Fossils of Ophthalmosaurus icenicus are known from the Oxford Clay Formation (Middle Jurassic, Callovian) of the UK.  Most of the fossil material was collected from working clay pits in and around Peterborough and Bedford areas in the late 19th and early 20th century, when the clay was dug by hand prior to the mechanization of the brick-making industry. Local collectors and brothers, Charles E. and Alfred N. Leeds concentrated on collecting marine reptiles from the Peterborough pits, Charles later emigrated but Alfred amassed a huge and important collection, including several specimens of  Ophthalmosaurus, between the 1860’s and 1917. Most of the Leeds Collection of marine reptiles was donated to the Natural History Museum. Fossils of marine reptiles are still found in working clay pits although skeletons are rare because they are broken up by the large excavators used to dig the clay.
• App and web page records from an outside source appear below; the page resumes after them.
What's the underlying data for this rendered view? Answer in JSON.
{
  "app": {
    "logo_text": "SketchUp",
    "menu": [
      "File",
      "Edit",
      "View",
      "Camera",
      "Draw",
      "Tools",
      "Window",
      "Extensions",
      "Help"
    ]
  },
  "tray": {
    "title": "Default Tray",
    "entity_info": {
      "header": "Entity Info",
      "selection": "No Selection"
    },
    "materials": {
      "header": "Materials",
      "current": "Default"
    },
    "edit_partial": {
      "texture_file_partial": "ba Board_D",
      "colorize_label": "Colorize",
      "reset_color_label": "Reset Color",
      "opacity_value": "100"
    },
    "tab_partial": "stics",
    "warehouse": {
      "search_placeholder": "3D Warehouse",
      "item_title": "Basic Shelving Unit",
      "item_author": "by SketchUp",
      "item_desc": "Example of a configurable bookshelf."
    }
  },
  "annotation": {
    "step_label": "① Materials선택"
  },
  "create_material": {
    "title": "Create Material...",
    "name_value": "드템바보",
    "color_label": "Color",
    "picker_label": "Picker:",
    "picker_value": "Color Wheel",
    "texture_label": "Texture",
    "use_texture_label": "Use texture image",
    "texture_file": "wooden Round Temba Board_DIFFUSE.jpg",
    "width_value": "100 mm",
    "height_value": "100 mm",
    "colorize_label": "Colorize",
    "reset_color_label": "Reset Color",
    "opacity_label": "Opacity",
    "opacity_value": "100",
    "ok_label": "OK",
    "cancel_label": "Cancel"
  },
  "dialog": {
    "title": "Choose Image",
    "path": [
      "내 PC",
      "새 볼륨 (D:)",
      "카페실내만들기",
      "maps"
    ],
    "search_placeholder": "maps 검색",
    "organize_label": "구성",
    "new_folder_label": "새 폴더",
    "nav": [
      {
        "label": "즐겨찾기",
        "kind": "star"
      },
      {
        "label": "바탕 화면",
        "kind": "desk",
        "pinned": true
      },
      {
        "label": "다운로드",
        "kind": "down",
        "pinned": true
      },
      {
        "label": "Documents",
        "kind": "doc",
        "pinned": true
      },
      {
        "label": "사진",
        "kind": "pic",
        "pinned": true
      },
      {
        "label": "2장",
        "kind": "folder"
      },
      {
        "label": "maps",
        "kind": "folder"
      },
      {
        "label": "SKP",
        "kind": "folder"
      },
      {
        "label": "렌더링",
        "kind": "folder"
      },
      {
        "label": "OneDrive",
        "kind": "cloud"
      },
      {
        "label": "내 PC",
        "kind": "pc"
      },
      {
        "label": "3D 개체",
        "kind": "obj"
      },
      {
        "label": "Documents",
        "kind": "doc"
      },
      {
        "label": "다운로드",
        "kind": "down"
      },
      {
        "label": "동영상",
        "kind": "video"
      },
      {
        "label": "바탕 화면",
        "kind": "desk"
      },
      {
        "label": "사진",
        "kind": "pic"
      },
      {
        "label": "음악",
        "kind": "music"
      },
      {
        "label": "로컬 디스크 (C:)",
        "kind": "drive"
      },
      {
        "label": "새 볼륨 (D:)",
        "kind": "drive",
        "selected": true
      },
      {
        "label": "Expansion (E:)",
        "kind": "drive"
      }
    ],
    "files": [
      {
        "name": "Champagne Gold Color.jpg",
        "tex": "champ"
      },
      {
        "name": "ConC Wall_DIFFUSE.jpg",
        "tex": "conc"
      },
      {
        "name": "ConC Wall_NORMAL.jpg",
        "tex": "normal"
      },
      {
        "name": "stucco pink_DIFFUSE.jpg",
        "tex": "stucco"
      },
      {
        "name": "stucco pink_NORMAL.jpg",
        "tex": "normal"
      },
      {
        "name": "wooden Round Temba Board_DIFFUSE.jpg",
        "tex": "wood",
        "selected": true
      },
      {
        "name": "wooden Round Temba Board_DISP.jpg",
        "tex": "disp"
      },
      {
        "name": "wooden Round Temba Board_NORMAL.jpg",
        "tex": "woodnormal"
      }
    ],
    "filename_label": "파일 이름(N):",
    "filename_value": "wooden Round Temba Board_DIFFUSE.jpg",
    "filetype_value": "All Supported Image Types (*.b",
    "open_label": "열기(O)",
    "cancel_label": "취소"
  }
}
Remains of Ophthalmosaurus icenicus are also known from Oxfordshire, Dorset and Wiltshire and from Russia and France. A closely related species, Ophthalmosaurus natans, occurs in the USA (Middle Jurassic, Oxfordian) and Argentina (Middle Jurassic, Callovian).